Your task:
Your response should give back each record exactly, word for word.

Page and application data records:
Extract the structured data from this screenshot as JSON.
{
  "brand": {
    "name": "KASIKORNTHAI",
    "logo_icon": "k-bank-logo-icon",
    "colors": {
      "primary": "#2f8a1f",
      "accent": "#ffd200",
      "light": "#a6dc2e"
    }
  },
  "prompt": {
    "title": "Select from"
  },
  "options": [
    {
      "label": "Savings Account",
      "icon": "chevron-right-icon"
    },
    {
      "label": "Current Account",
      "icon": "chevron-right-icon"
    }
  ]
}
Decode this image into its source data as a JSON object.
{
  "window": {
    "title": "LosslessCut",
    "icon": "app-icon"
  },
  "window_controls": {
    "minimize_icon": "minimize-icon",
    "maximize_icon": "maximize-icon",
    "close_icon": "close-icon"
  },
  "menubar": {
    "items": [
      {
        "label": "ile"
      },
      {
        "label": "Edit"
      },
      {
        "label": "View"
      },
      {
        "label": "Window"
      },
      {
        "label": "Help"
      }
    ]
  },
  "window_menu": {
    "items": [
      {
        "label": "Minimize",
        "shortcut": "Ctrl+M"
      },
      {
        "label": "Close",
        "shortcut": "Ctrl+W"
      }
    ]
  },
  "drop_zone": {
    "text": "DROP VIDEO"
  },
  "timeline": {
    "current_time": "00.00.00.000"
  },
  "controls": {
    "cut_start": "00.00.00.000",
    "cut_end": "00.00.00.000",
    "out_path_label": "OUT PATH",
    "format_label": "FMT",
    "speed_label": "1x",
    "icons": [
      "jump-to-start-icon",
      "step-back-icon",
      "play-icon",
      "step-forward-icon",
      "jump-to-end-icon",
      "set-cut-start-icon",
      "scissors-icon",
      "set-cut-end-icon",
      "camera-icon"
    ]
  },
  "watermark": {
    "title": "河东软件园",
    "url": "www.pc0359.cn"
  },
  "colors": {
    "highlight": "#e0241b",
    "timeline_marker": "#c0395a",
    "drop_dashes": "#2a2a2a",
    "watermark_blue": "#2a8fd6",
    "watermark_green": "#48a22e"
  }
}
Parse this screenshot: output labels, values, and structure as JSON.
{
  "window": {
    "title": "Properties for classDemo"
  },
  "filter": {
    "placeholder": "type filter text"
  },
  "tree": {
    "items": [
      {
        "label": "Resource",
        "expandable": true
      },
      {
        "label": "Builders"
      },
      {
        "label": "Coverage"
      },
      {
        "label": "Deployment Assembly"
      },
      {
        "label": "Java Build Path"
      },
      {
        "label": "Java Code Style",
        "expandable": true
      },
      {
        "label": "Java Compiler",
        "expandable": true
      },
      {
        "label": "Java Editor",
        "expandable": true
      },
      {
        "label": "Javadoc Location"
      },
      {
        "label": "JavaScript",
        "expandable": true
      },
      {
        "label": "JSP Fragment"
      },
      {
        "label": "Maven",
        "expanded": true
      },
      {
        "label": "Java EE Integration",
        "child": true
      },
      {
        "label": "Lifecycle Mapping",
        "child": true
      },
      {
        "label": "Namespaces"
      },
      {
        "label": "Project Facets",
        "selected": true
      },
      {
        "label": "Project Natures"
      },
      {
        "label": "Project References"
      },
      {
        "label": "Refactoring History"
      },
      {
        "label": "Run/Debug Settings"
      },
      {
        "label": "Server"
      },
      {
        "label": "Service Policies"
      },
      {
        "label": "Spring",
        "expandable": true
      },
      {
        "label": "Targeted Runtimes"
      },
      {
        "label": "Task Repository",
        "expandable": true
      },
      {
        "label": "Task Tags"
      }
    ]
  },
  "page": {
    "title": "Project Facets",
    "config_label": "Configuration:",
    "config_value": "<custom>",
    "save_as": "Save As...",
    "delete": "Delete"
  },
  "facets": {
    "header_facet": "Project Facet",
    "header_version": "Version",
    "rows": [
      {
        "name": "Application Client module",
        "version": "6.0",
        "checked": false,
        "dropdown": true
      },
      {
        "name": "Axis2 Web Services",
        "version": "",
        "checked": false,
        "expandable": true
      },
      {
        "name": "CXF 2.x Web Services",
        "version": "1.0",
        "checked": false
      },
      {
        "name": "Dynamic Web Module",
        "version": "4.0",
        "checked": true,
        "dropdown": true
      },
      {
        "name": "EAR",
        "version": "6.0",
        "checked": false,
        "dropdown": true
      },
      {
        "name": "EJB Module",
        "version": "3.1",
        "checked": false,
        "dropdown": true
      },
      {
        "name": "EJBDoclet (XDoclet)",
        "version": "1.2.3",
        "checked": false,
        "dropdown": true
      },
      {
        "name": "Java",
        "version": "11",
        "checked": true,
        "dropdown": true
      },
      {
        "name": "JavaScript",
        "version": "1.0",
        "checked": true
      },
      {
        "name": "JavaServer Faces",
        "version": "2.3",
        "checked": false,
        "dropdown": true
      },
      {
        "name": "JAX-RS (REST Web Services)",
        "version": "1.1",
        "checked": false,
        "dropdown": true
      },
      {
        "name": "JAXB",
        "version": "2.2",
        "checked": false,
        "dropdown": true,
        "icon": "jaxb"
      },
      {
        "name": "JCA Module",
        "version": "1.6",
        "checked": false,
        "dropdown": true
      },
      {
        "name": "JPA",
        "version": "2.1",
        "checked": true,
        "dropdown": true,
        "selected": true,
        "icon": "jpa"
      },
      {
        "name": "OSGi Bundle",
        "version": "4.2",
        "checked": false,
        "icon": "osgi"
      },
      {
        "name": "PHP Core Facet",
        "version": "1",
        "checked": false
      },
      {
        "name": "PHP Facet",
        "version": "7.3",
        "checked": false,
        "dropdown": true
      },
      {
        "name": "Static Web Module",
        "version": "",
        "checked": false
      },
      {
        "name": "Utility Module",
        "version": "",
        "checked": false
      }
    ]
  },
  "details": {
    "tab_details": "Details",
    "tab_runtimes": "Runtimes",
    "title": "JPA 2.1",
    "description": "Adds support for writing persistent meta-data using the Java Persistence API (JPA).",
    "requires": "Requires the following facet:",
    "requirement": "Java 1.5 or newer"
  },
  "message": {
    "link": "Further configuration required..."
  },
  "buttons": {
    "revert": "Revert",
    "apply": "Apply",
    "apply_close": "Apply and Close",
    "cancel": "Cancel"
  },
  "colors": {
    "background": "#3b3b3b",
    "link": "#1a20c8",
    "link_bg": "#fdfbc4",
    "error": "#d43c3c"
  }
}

Final answer:
Extract the structured data from this screenshot as JSON.
{
  "brand": {
    "name": "KASIKORNTHAI",
    "logo_icon": "k-bank-logo-icon",
    "colors": {
      "primary": "#2f8a1f",
      "accent": "#ffd200",
      "light": "#a6dc2e"
    }
  },
  "prompt": {
    "title": "Select from"
  },
  "options": [
    {
      "label": "Savings Account",
      "icon": "chevron-right-icon"
    },
    {
      "label": "Current Account",
      "icon": "chevron-right-icon"
    }
  ]
}
Decode this image into its source data as a JSON object.
{
  "window": {
    "title": "LosslessCut",
    "icon": "app-icon"
  },
  "window_controls": {
    "minimize_icon": "minimize-icon",
    "maximize_icon": "maximize-icon",
    "close_icon": "close-icon"
  },
  "menubar": {
    "items": [
      {
        "label": "ile"
      },
      {
        "label": "Edit"
      },
      {
        "label": "View"
      },
      {
        "label": "Window"
      },
      {
        "label": "Help"
      }
    ]
  },
  "window_menu": {
    "items": [
      {
        "label": "Minimize",
        "shortcut": "Ctrl+M"
      },
      {
        "label": "Close",
        "shortcut": "Ctrl+W"
      }
    ]
  },
  "drop_zone": {
    "text": "DROP VIDEO"
  },
  "timeline": {
    "current_time": "00.00.00.000"
  },
  "controls": {
    "cut_start": "00.00.00.000",
    "cut_end": "00.00.00.000",
    "out_path_label": "OUT PATH",
    "format_label": "FMT",
    "speed_label": "1x",
    "icons": [
      "jump-to-start-icon",
      "step-back-icon",
      "play-icon",
      "step-forward-icon",
      "jump-to-end-icon",
      "set-cut-start-icon",
      "scissors-icon",
      "set-cut-end-icon",
      "camera-icon"
    ]
  },
  "watermark": {
    "title": "河东软件园",
    "url": "www.pc0359.cn"
  },
  "colors": {
    "highlight": "#e0241b",
    "timeline_marker": "#c0395a",
    "drop_dashes": "#2a2a2a",
    "watermark_blue": "#2a8fd6",
    "watermark_green": "#48a22e"
  }
}
Parse this screenshot: output labels, values, and structure as JSON.
{
  "window": {
    "title": "Properties for classDemo"
  },
  "filter": {
    "placeholder": "type filter text"
  },
  "tree": {
    "items": [
      {
        "label": "Resource",
        "expandable": true
      },
      {
        "label": "Builders"
      },
      {
        "label": "Coverage"
      },
      {
        "label": "Deployment Assembly"
      },
      {
        "label": "Java Build Path"
      },
      {
        "label": "Java Code Style",
        "expandable": true
      },
      {
        "label": "Java Compiler",
        "expandable": true
      },
      {
        "label": "Java Editor",
        "expandable": true
      },
      {
        "label": "Javadoc Location"
      },
      {
        "label": "JavaScript",
        "expandable": true
      },
      {
        "label": "JSP Fragment"
      },
      {
        "label": "Maven",
        "expanded": true
      },
      {
        "label": "Java EE Integration",
        "child": true
      },
      {
        "label": "Lifecycle Mapping",
        "child": true
      },
      {
        "label": "Namespaces"
      },
      {
        "label": "Project Facets",
        "selected": true
      },
      {
        "label": "Project Natures"
      },
      {
        "label": "Project References"
      },
      {
        "label": "Refactoring History"
      },
      {
        "label": "Run/Debug Settings"
      },
      {
        "label": "Server"
      },
      {
        "label": "Service Policies"
      },
      {
        "label": "Spring",
        "expandable": true
      },
      {
        "label": "Targeted Runtimes"
      },
      {
        "label": "Task Repository",
        "expandable": true
      },
      {
        "label": "Task Tags"
      }
    ]
  },
  "page": {
    "title": "Project Facets",
    "config_label": "Configuration:",
    "config_value": "<custom>",
    "save_as": "Save As...",
    "delete": "Delete"
  },
  "facets": {
    "header_facet": "Project Facet",
    "header_version": "Version",
    "rows": [
      {
        "name": "Application Client module",
        "version": "6.0",
        "checked": false,
        "dropdown": true
      },
      {
        "name": "Axis2 Web Services",
        "version": "",
        "checked": false,
        "expandable": true
      },
      {
        "name": "CXF 2.x Web Services",
        "version": "1.0",
        "checked": false
      },
      {
        "name": "Dynamic Web Module",
        "version": "4.0",
        "checked": true,
        "dropdown": true
      },
      {
        "name": "EAR",
        "version": "6.0",
        "checked": false,
        "dropdown": true
      },
      {
        "name": "EJB Module",
        "version": "3.1",
        "checked": false,
        "dropdown": true
      },
      {
        "name": "EJBDoclet (XDoclet)",
        "version": "1.2.3",
        "checked": false,
        "dropdown": true
      },
      {
        "name": "Java",
        "version": "11",
        "checked": true,
        "dropdown": true
      },
      {
        "name": "JavaScript",
        "version": "1.0",
        "checked": true
      },
      {
        "name": "JavaServer Faces",
        "version": "2.3",
        "checked": false,
        "dropdown": true
      },
      {
        "name": "JAX-RS (REST Web Services)",
        "version": "1.1",
        "checked": false,
        "dropdown": true
      },
      {
        "name": "JAXB",
        "version": "2.2",
        "checked": false,
        "dropdown": true,
        "icon": "jaxb"
      },
      {
        "name": "JCA Module",
        "version": "1.6",
        "checked": false,
        "dropdown": true
      },
      {
        "name": "JPA",
        "version": "2.1",
        "checked": true,
        "dropdown": true,
        "selected": true,
        "icon": "jpa"
      },
      {
        "name": "OSGi Bundle",
        "version": "4.2",
        "checked": false,
        "icon": "osgi"
      },
      {
        "name": "PHP Core Facet",
        "version": "1",
        "checked": false
      },
      {
        "name": "PHP Facet",
        "version": "7.3",
        "checked": false,
        "dropdown": true
      },
      {
        "name": "Static Web Module",
        "version": "",
        "checked": false
      },
      {
        "name": "Utility Module",
        "version": "",
        "checked": false
      }
    ]
  },
  "details": {
    "tab_details": "Details",
    "tab_runtimes": "Runtimes",
    "title": "JPA 2.1",
    "description": "Adds support for writing persistent meta-data using the Java Persistence API (JPA).",
    "requires": "Requires the following facet:",
    "requirement": "Java 1.5 or newer"
  },
  "message": {
    "link": "Further configuration required..."
  },
  "buttons": {
    "revert": "Revert",
    "apply": "Apply",
    "apply_close": "Apply and Close",
    "cancel": "Cancel"
  },
  "colors": {
    "background": "#3b3b3b",
    "link": "#1a20c8",
    "link_bg": "#fdfbc4",
    "error": "#d43c3c"
  }
}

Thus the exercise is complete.